INSTRUCTIONS FOR THE TASK
Every line containing "method" should be copied out. Go through the entries and find them.

##### ENTRIES PROVIDED #####

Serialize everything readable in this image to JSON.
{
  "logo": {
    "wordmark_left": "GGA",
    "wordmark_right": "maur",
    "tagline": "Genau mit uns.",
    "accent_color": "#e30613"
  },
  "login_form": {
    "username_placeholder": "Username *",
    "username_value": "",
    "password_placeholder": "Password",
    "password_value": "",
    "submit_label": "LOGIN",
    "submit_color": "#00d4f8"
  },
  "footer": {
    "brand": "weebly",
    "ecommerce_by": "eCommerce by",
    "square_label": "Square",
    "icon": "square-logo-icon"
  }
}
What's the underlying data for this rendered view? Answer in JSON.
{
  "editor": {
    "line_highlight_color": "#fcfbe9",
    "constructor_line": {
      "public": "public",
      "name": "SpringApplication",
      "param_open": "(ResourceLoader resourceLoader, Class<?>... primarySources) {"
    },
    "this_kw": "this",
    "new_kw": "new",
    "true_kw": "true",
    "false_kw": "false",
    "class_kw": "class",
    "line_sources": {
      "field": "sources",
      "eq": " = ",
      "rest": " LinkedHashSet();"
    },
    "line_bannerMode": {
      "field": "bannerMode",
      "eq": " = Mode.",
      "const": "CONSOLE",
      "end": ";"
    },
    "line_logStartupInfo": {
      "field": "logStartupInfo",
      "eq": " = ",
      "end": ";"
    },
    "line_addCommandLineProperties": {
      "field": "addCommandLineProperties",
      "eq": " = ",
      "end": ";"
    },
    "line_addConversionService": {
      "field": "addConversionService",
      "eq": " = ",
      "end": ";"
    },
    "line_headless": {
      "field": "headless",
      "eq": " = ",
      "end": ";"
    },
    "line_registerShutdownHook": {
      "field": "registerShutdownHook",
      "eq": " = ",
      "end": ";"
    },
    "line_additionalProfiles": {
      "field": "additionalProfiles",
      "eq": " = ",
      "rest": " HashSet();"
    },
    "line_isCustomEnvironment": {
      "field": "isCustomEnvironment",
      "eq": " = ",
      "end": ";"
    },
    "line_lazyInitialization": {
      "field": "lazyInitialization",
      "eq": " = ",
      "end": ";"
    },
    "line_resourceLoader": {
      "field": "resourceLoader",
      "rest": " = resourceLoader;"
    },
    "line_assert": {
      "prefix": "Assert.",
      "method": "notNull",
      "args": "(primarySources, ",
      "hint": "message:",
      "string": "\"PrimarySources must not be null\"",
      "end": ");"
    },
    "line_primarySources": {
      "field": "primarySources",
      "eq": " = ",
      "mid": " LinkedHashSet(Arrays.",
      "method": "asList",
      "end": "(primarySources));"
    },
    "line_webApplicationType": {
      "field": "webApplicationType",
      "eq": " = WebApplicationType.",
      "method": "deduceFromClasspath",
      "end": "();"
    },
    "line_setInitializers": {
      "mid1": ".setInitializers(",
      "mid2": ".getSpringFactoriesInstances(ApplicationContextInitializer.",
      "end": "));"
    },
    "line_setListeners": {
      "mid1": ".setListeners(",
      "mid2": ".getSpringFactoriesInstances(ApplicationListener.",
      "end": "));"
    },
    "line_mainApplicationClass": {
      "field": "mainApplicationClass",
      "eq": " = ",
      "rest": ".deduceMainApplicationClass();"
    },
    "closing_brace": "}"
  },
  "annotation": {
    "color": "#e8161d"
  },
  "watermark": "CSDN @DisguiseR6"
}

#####

ANSWER TO THE EXERCISE
      "method": "notNull",
      "method": "asList",
      "method": "deduceFromClasspath",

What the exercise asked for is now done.